GOAL OF THE EXERCISE: Using the records provided below, locate and copy each line that contains the word "JSON".

MATERIAL FOR THE TASK:
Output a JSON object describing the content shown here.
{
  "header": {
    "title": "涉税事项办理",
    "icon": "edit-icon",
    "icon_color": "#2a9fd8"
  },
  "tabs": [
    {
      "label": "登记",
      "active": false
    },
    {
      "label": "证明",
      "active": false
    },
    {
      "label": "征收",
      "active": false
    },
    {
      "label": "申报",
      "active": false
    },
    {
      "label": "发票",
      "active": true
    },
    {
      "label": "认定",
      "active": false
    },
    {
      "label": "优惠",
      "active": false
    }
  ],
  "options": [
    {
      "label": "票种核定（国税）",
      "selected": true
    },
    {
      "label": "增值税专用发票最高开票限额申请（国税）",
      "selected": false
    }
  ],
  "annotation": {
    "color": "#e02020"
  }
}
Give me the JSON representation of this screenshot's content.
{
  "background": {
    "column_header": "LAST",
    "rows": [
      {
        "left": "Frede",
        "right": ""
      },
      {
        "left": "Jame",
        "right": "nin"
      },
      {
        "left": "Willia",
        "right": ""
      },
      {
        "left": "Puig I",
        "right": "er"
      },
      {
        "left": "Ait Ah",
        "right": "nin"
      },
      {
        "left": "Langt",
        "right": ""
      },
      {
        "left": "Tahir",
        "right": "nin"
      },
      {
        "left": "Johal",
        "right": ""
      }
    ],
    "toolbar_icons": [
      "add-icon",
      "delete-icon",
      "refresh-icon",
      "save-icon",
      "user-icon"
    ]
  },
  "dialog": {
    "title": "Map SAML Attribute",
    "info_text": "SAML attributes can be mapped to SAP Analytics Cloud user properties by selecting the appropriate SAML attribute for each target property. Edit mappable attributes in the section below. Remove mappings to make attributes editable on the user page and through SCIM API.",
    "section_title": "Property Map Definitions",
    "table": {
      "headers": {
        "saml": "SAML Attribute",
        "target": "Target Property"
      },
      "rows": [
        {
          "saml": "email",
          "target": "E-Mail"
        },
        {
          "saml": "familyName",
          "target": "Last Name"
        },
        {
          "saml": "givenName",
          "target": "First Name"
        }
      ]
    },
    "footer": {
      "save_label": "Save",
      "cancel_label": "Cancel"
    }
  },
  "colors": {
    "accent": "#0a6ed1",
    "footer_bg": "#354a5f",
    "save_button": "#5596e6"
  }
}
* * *
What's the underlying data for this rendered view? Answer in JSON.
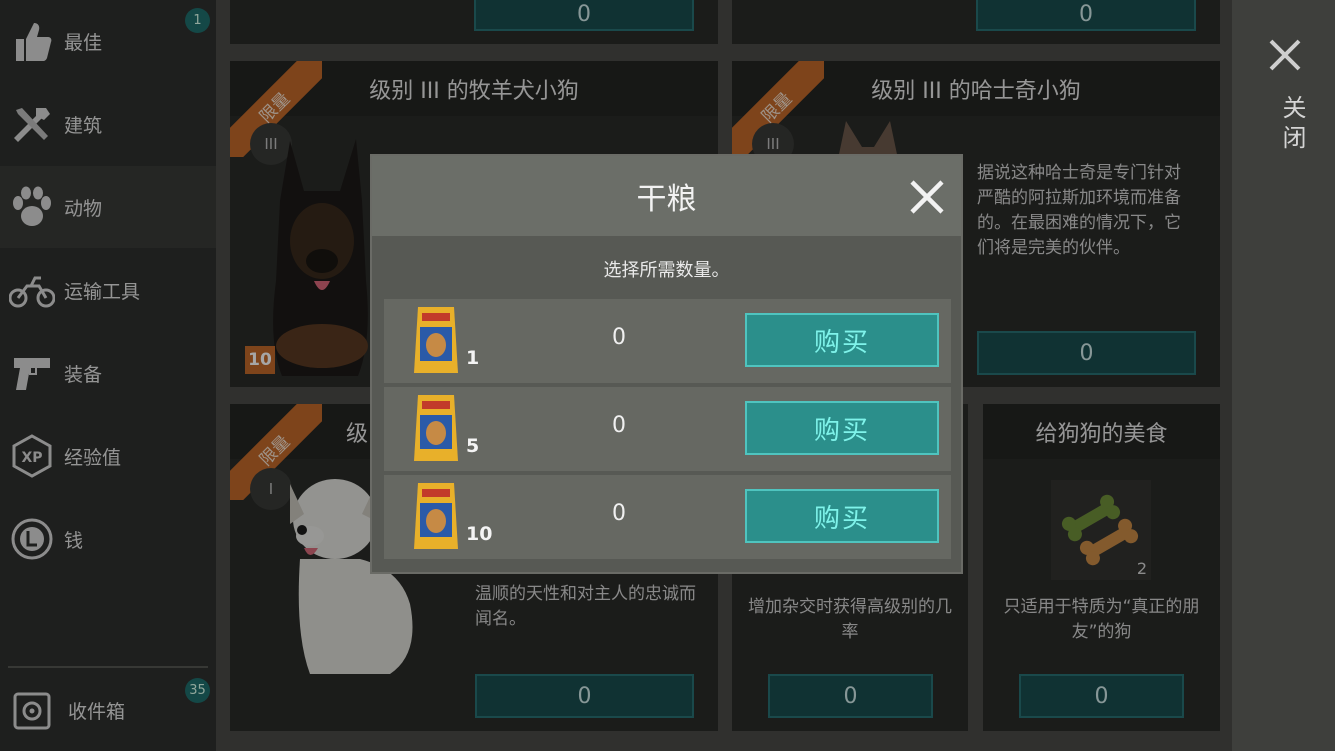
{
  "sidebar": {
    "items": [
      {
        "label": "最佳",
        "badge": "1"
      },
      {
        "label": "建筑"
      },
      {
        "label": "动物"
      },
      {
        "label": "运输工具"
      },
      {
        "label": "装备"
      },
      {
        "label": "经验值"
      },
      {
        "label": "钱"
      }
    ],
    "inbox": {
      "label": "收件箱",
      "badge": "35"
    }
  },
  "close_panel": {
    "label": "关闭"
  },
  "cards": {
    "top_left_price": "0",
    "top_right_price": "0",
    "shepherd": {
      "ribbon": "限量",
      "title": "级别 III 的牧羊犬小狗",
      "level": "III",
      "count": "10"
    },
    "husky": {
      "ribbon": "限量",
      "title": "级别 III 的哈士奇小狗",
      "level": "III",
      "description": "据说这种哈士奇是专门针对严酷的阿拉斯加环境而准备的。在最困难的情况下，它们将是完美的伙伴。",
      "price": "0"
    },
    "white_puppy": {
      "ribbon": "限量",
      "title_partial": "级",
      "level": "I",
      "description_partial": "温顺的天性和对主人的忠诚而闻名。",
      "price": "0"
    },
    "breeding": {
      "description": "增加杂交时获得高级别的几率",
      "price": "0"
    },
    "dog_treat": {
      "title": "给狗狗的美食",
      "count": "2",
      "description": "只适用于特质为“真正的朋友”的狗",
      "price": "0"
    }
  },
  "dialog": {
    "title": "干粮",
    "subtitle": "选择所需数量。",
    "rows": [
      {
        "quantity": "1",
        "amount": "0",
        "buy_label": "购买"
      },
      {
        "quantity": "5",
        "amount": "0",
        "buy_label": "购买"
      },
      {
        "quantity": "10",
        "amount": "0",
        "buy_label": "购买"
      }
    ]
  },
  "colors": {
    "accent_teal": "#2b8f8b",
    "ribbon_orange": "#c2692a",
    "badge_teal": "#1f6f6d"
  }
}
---
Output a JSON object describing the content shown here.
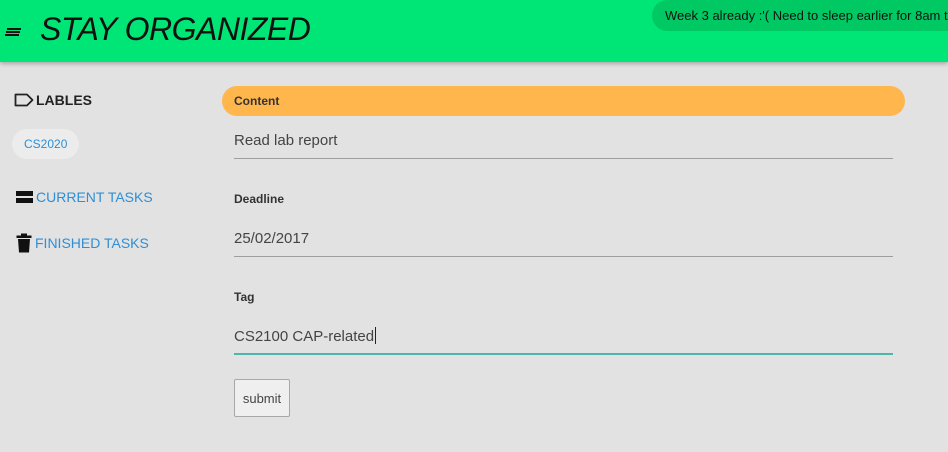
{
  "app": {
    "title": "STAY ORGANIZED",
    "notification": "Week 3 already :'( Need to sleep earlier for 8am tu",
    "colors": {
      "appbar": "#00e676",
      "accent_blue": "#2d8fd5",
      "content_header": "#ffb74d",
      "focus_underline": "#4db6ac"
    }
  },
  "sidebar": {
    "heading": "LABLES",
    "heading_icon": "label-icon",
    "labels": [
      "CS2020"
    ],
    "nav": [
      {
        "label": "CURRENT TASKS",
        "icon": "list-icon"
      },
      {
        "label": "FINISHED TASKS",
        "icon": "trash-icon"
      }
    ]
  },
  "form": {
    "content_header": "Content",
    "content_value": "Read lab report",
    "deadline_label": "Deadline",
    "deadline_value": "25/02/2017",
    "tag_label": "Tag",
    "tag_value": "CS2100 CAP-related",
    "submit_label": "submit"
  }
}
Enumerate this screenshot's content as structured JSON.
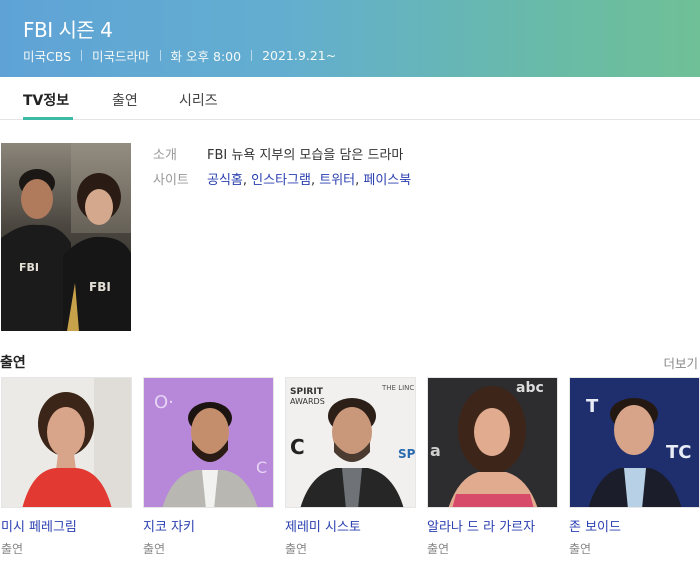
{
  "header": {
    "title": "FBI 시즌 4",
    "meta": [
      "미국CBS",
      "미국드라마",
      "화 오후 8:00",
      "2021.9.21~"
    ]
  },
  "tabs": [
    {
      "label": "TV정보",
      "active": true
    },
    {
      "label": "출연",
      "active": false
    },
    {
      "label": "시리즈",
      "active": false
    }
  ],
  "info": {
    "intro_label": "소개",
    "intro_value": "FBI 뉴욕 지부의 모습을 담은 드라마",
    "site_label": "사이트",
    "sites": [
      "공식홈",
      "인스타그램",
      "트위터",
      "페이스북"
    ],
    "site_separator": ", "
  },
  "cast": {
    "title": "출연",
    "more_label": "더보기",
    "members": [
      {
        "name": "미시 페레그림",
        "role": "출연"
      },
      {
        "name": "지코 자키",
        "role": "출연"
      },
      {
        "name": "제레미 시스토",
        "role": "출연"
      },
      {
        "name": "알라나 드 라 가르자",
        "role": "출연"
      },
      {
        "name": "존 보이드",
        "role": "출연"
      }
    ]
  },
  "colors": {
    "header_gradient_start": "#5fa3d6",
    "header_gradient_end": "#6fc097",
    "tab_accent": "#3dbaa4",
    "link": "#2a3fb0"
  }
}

RESPONSE BOX:
Output a JSON object describing the content shown here.
Give me the JSON representation of this screenshot's content.
What's the underlying data for this rendered view? Answer in JSON.
Output a JSON object describing the content shown here.
Enumerate this screenshot's content as structured JSON.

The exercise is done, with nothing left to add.